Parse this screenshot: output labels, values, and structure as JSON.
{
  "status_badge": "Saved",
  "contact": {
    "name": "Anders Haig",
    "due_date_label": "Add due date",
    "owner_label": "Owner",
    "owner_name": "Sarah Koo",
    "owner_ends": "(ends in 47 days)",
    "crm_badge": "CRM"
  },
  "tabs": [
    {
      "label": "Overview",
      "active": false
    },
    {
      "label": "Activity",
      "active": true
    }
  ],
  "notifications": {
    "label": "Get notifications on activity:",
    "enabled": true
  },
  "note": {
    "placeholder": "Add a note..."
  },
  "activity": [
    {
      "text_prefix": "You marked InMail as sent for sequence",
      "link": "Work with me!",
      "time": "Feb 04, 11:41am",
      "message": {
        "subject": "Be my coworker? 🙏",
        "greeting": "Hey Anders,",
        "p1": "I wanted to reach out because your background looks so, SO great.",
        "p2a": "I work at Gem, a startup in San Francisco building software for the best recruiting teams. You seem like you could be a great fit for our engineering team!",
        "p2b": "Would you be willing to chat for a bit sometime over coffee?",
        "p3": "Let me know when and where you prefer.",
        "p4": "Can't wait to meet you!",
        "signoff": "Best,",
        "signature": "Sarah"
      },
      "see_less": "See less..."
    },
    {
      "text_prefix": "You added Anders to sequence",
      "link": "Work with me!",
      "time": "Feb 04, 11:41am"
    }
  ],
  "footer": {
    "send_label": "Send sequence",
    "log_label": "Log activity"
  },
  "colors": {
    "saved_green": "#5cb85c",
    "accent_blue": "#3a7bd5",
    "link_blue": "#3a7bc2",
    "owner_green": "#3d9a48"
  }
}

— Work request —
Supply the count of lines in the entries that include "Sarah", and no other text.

— Output for this task —
2